Task to carry out: In your copy of the data, include no pictures and alter nothing else.

(Page and application data records)
★ ★ ★ ★
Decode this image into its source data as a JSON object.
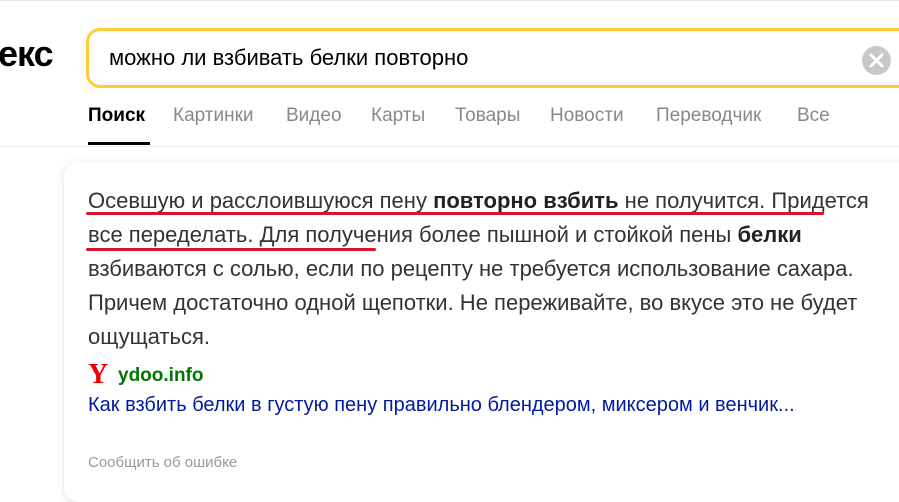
{
  "logo": {
    "text": "екс"
  },
  "search": {
    "query": "можно ли взбивать белки повторно"
  },
  "tabs": [
    "Поиск",
    "Картинки",
    "Видео",
    "Карты",
    "Товары",
    "Новости",
    "Переводчик",
    "Все"
  ],
  "snippet": {
    "p1": "Осевшую и расслоившуюся пену ",
    "b1": "повторно взбить",
    "p2": " не получится. Придется все переделать. Для получения более пышной и стойкой пены ",
    "b2": "белки",
    "p3": " взбиваются с солью, если по рецепту не требуется использование сахара. Причем достаточно одной щепотки. Не переживайте, во вкусе это не будет ощущаться."
  },
  "source": {
    "icon": "yandex-y-icon",
    "icon_glyph": "Y",
    "domain": "ydoo.info"
  },
  "result": {
    "title": "Как взбить белки в густую пену правильно блендером, миксером и венчик..."
  },
  "footer": {
    "report": "Сообщить об ошибке"
  },
  "colors": {
    "accent": "#ffcc33",
    "link": "#001a9e",
    "domain": "#007700",
    "annotation": "#d4162a"
  }
}
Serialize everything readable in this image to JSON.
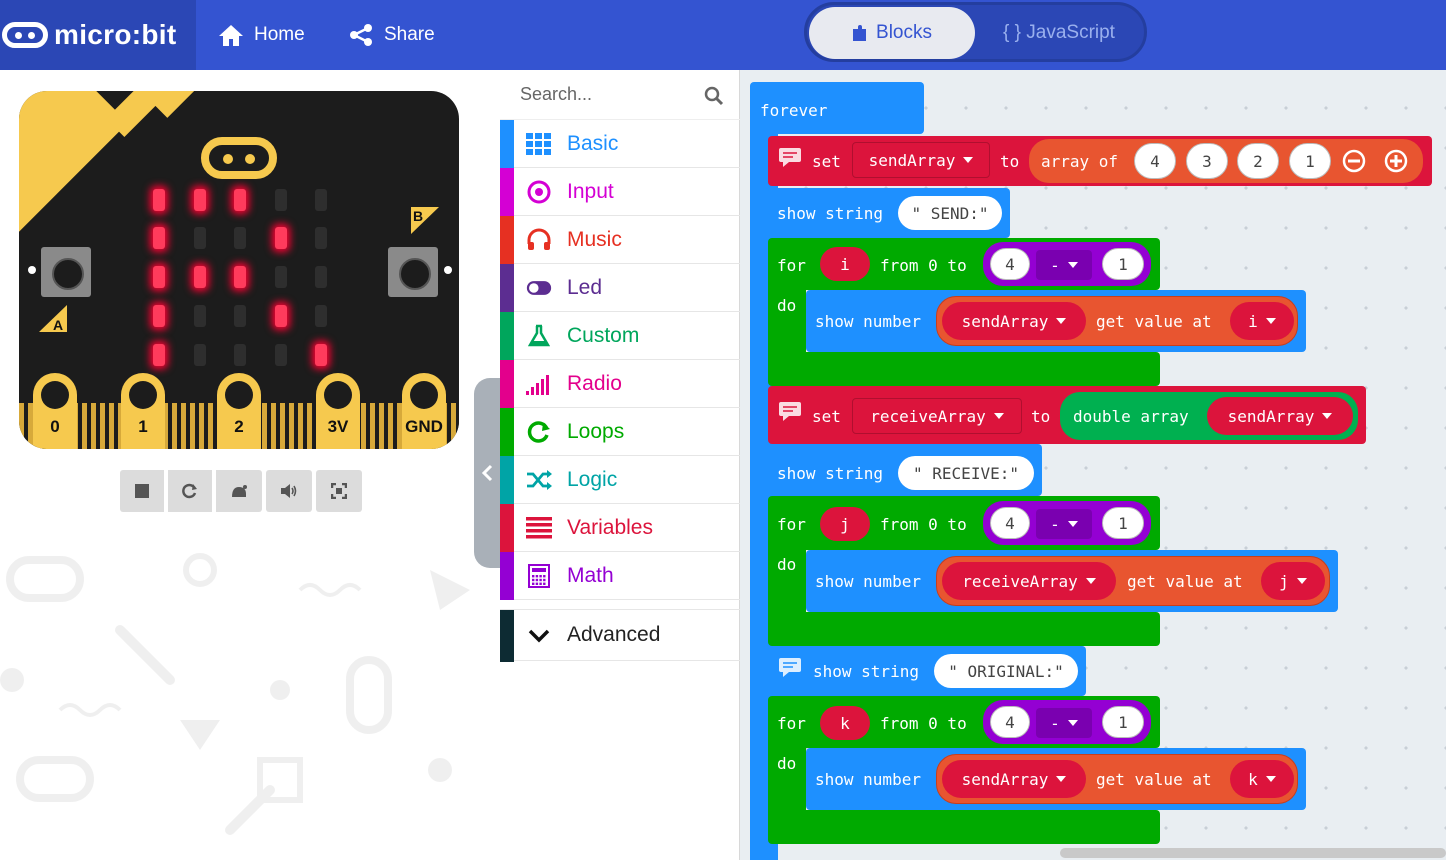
{
  "app": {
    "logo_text": "micro:bit",
    "nav": {
      "home": "Home",
      "share": "Share"
    },
    "editor_toggle": {
      "blocks": "Blocks",
      "javascript": "{ } JavaScript",
      "active": "Blocks"
    }
  },
  "simulator": {
    "leds_on": [
      [
        1,
        1,
        1,
        0,
        0
      ],
      [
        1,
        0,
        0,
        1,
        0
      ],
      [
        1,
        1,
        1,
        0,
        0
      ],
      [
        1,
        0,
        0,
        1,
        0
      ],
      [
        1,
        0,
        0,
        0,
        1
      ]
    ],
    "buttons": {
      "a": "A",
      "b": "B"
    },
    "pins": [
      "0",
      "1",
      "2",
      "3V",
      "GND"
    ],
    "controls": [
      "stop-icon",
      "restart-icon",
      "slowmo-icon",
      "sound-icon",
      "fullscreen-icon"
    ]
  },
  "toolbox": {
    "search_placeholder": "Search...",
    "categories": [
      {
        "label": "Basic",
        "color": "#1e90ff",
        "icon": "grid-icon"
      },
      {
        "label": "Input",
        "color": "#d400d4",
        "icon": "target-icon"
      },
      {
        "label": "Music",
        "color": "#e63022",
        "icon": "headphones-icon"
      },
      {
        "label": "Led",
        "color": "#5c2d91",
        "icon": "toggle-icon"
      },
      {
        "label": "Custom",
        "color": "#00a65c",
        "icon": "flask-icon"
      },
      {
        "label": "Radio",
        "color": "#e3008c",
        "icon": "signal-icon"
      },
      {
        "label": "Loops",
        "color": "#00aa00",
        "icon": "refresh-icon"
      },
      {
        "label": "Logic",
        "color": "#00a4a6",
        "icon": "shuffle-icon"
      },
      {
        "label": "Variables",
        "color": "#dc143c",
        "icon": "list-icon"
      },
      {
        "label": "Math",
        "color": "#9400d3",
        "icon": "calculator-icon"
      }
    ],
    "advanced": {
      "label": "Advanced",
      "color": "#0d2b33"
    }
  },
  "blocks": {
    "forever": "forever",
    "set_kw": "set",
    "to_kw": "to",
    "array_of": "array of",
    "array_values": [
      "4",
      "3",
      "2",
      "1"
    ],
    "show_string": "show string",
    "show_number": "show number",
    "for_kw": "for",
    "from_kw": "from 0 to",
    "do_kw": "do",
    "get_value_at": "get value at",
    "minus_op": "-",
    "loop_upper": "4",
    "loop_sub": "1",
    "double_array": "double array",
    "var_send": "sendArray",
    "var_receive": "receiveArray",
    "var_i": "i",
    "var_j": "j",
    "var_k": "k",
    "str_send": "\" SEND:\"",
    "str_receive": "\" RECEIVE:\"",
    "str_original": "\" ORIGINAL:\""
  }
}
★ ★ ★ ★
Result of this exercise:
Decode this image into its source data as a JSON object.
{
  "logo": {
    "text": "екс"
  },
  "search": {
    "query": "можно ли взбивать белки повторно"
  },
  "tabs": [
    "Поиск",
    "Картинки",
    "Видео",
    "Карты",
    "Товары",
    "Новости",
    "Переводчик",
    "Все"
  ],
  "snippet": {
    "p1": "Осевшую и расслоившуюся пену ",
    "b1": "повторно взбить",
    "p2": " не получится. Придется все переделать. Для получения более пышной и стойкой пены ",
    "b2": "белки",
    "p3": " взбиваются с солью, если по рецепту не требуется использование сахара. Причем достаточно одной щепотки. Не переживайте, во вкусе это не будет ощущаться."
  },
  "source": {
    "icon": "yandex-y-icon",
    "icon_glyph": "Y",
    "domain": "ydoo.info"
  },
  "result": {
    "title": "Как взбить белки в густую пену правильно блендером, миксером и венчик..."
  },
  "footer": {
    "report": "Сообщить об ошибке"
  },
  "colors": {
    "accent": "#ffcc33",
    "link": "#001a9e",
    "domain": "#007700",
    "annotation": "#d4162a"
  }
}
Serialize everything readable in this image to JSON.
{
  "app": {
    "logo_text": "micro:bit",
    "nav": {
      "home": "Home",
      "share": "Share"
    },
    "editor_toggle": {
      "blocks": "Blocks",
      "javascript": "{ } JavaScript",
      "active": "Blocks"
    }
  },
  "simulator": {
    "leds_on": [
      [
        1,
        1,
        1,
        0,
        0
      ],
      [
        1,
        0,
        0,
        1,
        0
      ],
      [
        1,
        1,
        1,
        0,
        0
      ],
      [
        1,
        0,
        0,
        1,
        0
      ],
      [
        1,
        0,
        0,
        0,
        1
      ]
    ],
    "buttons": {
      "a": "A",
      "b": "B"
    },
    "pins": [
      "0",
      "1",
      "2",
      "3V",
      "GND"
    ],
    "controls": [
      "stop-icon",
      "restart-icon",
      "slowmo-icon",
      "sound-icon",
      "fullscreen-icon"
    ]
  },
  "toolbox": {
    "search_placeholder": "Search...",
    "categories": [
      {
        "label": "Basic",
        "color": "#1e90ff",
        "icon": "grid-icon"
      },
      {
        "label": "Input",
        "color": "#d400d4",
        "icon": "target-icon"
      },
      {
        "label": "Music",
        "color": "#e63022",
        "icon": "headphones-icon"
      },
      {
        "label": "Led",
        "color": "#5c2d91",
        "icon": "toggle-icon"
      },
      {
        "label": "Custom",
        "color": "#00a65c",
        "icon": "flask-icon"
      },
      {
        "label": "Radio",
        "color": "#e3008c",
        "icon": "signal-icon"
      },
      {
        "label": "Loops",
        "color": "#00aa00",
        "icon": "refresh-icon"
      },
      {
        "label": "Logic",
        "color": "#00a4a6",
        "icon": "shuffle-icon"
      },
      {
        "label": "Variables",
        "color": "#dc143c",
        "icon": "list-icon"
      },
      {
        "label": "Math",
        "color": "#9400d3",
        "icon": "calculator-icon"
      }
    ],
    "advanced": {
      "label": "Advanced",
      "color": "#0d2b33"
    }
  },
  "blocks": {
    "forever": "forever",
    "set_kw": "set",
    "to_kw": "to",
    "array_of": "array of",
    "array_values": [
      "4",
      "3",
      "2",
      "1"
    ],
    "show_string": "show string",
    "show_number": "show number",
    "for_kw": "for",
    "from_kw": "from 0 to",
    "do_kw": "do",
    "get_value_at": "get value at",
    "minus_op": "-",
    "loop_upper": "4",
    "loop_sub": "1",
    "double_array": "double array",
    "var_send": "sendArray",
    "var_receive": "receiveArray",
    "var_i": "i",
    "var_j": "j",
    "var_k": "k",
    "str_send": "\" SEND:\"",
    "str_receive": "\" RECEIVE:\"",
    "str_original": "\" ORIGINAL:\""
  }
}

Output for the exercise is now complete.